Material supplied:
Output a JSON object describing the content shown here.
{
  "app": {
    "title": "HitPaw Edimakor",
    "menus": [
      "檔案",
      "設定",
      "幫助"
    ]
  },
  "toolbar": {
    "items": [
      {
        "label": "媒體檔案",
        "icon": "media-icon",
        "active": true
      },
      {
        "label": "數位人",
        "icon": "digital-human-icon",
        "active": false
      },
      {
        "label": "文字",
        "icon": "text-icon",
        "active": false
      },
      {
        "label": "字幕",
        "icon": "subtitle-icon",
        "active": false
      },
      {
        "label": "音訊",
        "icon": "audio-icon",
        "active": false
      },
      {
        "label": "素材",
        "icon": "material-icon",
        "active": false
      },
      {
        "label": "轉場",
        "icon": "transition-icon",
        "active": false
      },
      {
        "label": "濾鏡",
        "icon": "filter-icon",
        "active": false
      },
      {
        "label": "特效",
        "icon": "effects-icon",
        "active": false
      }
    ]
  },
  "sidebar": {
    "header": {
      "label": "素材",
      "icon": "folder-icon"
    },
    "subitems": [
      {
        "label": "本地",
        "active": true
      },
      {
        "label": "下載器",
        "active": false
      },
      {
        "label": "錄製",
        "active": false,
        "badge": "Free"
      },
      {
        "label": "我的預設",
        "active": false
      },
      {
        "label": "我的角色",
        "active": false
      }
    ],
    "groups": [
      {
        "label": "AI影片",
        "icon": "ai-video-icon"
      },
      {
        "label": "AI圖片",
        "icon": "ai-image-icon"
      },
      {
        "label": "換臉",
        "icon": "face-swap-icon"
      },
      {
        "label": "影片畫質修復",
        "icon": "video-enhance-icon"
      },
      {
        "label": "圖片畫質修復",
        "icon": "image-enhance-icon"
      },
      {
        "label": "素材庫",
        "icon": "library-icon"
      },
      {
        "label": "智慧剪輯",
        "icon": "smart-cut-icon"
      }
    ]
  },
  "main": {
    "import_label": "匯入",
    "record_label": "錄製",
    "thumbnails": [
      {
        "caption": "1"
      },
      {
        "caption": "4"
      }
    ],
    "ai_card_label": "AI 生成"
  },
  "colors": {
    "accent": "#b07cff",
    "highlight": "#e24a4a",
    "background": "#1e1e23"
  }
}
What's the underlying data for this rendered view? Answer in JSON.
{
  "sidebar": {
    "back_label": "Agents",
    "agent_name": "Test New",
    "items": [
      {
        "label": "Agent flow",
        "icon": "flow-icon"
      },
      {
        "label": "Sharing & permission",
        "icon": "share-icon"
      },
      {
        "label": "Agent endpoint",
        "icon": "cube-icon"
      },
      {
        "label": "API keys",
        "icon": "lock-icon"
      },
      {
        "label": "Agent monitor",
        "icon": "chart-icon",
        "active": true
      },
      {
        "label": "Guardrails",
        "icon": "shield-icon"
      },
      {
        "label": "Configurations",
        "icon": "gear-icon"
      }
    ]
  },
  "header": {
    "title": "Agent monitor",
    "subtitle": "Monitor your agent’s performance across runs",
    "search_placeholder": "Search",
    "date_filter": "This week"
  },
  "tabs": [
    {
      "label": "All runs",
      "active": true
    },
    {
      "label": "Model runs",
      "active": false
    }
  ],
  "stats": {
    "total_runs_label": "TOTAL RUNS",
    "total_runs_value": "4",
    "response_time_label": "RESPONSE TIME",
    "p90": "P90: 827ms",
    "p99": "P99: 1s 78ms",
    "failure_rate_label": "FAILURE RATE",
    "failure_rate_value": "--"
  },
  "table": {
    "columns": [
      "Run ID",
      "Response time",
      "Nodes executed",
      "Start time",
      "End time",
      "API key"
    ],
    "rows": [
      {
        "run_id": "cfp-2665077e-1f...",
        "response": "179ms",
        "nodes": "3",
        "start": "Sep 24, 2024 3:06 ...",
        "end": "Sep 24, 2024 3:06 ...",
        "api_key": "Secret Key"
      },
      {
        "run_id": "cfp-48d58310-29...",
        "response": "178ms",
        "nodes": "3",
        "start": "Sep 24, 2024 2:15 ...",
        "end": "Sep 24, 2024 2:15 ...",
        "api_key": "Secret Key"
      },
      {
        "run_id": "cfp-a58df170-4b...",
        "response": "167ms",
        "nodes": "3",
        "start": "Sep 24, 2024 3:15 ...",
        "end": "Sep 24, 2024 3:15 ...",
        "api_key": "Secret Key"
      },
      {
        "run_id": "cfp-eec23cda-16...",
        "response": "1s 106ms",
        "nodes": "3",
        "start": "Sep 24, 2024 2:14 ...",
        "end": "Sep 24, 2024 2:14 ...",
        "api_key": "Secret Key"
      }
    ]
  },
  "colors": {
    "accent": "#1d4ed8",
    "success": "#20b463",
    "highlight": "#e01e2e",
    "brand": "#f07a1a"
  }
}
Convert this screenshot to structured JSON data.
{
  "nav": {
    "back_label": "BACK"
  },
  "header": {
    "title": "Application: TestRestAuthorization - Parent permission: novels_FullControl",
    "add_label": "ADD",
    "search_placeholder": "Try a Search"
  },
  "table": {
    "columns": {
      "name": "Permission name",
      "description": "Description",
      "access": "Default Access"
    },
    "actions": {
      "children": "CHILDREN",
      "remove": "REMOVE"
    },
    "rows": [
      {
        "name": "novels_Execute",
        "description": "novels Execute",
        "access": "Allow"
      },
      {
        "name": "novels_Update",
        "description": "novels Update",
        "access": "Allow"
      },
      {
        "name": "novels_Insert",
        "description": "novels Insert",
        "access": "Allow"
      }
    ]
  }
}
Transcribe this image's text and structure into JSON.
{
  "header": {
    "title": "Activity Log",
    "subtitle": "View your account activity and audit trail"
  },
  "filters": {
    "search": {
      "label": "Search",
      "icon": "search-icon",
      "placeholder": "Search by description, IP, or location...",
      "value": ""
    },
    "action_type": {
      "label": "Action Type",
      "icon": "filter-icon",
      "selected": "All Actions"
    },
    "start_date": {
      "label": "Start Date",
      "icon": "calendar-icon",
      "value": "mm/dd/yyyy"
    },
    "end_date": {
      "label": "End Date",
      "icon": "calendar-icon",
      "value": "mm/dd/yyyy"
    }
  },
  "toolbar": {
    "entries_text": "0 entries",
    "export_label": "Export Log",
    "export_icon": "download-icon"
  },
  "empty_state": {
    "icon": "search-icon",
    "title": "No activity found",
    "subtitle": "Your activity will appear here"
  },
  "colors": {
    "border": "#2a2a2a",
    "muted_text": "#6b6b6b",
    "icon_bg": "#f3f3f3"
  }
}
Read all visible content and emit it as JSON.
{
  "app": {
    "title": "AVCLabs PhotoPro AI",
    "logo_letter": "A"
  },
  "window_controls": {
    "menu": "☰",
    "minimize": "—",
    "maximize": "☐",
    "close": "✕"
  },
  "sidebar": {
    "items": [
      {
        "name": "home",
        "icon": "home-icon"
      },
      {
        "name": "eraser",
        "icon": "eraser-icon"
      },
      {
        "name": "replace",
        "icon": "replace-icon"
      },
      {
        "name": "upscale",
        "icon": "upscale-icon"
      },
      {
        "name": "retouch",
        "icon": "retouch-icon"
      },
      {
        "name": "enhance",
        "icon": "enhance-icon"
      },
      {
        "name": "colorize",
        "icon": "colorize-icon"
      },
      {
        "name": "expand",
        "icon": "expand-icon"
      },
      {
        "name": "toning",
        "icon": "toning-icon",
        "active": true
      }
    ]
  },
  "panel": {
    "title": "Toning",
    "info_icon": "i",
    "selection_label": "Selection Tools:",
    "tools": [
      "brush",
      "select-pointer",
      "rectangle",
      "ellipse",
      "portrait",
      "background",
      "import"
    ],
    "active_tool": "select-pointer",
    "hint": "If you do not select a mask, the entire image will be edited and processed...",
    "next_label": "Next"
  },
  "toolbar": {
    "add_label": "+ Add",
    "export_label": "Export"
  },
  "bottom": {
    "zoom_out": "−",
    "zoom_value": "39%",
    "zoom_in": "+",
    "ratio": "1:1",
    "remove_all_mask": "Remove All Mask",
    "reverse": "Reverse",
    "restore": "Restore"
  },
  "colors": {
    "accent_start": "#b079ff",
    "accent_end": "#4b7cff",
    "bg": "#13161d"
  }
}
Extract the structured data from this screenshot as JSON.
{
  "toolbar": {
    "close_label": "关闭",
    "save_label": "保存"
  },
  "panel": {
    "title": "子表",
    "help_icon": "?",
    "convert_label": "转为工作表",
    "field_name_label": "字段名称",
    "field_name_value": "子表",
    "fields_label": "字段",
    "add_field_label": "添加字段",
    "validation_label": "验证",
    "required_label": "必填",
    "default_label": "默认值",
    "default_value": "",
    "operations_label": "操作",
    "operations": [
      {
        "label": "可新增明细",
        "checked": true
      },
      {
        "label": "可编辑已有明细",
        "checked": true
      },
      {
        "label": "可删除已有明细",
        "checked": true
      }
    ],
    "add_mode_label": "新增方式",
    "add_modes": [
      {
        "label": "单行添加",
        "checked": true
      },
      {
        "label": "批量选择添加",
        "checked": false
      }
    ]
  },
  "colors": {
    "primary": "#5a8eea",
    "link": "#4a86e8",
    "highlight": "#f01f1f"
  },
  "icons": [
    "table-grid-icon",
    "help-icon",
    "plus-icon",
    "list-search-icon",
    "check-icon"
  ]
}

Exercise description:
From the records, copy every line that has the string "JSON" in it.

Answer area:
Output a JSON object describing the content shown here.
What's the underlying data for this rendered view? Answer in JSON.
Convert this screenshot to structured JSON data.
Transcribe this image's text and structure into JSON.
Read all visible content and emit it as JSON.
Extract the structured data from this screenshot as JSON.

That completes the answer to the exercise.